— WHAT THE EXERCISE ASKS —
Across all the records, filter for lines with the word "Space" and copy them.

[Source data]
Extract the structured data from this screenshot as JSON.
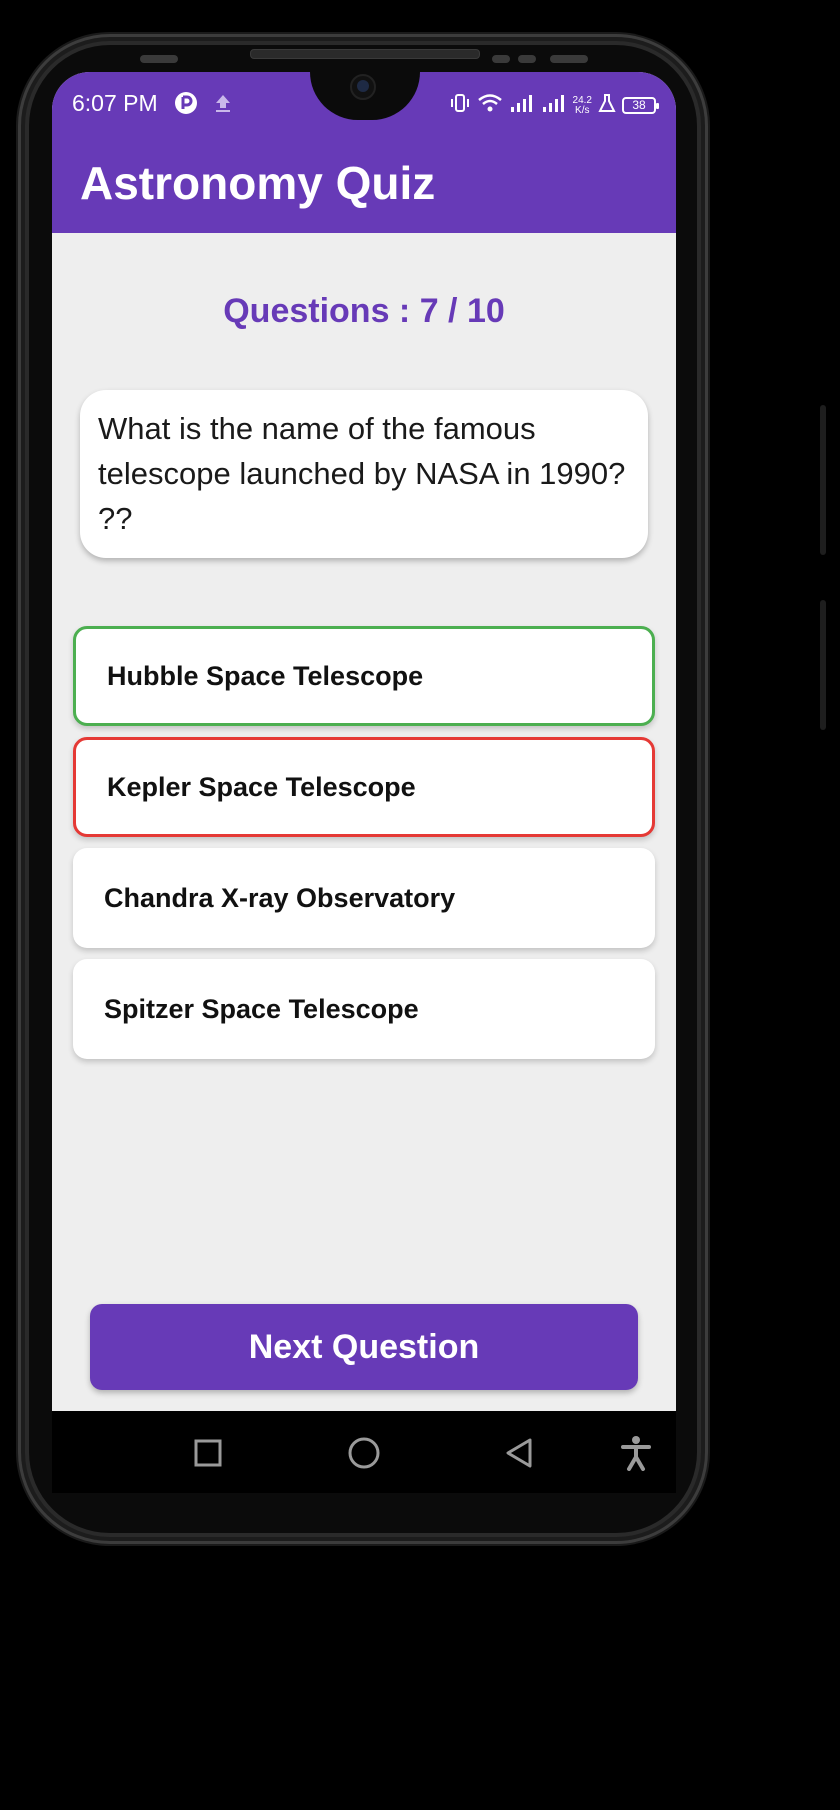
{
  "status_bar": {
    "time": "6:07 PM",
    "network_speed_value": "24.2",
    "network_speed_unit": "K/s",
    "battery_level": "38",
    "icons": [
      "vpn-icon",
      "upload-icon",
      "vibrate-icon",
      "wifi-icon",
      "signal-icon",
      "signal-icon",
      "lab-icon",
      "battery-icon"
    ]
  },
  "app_bar": {
    "title": "Astronomy Quiz",
    "background_color": "#673ab7"
  },
  "quiz": {
    "counter": "Questions : 7 / 10",
    "question": "What is the name of the famous telescope launched by NASA in 1990? ??",
    "options": [
      {
        "label": "Hubble Space Telescope",
        "state": "correct",
        "border_color": "#4caf50"
      },
      {
        "label": "Kepler Space Telescope",
        "state": "wrong",
        "border_color": "#e53935"
      },
      {
        "label": "Chandra X-ray Observatory",
        "state": "default"
      },
      {
        "label": "Spitzer Space Telescope",
        "state": "default"
      }
    ],
    "next_button": "Next Question"
  },
  "nav_bar": {
    "items": [
      "recents-square-icon",
      "home-circle-icon",
      "back-triangle-icon",
      "accessibility-icon"
    ]
  }
}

— EXERCISE SOLUTION —
        "label": "Hubble Space Telescope",
        "label": "Kepler Space Telescope",
        "label": "Spitzer Space Telescope",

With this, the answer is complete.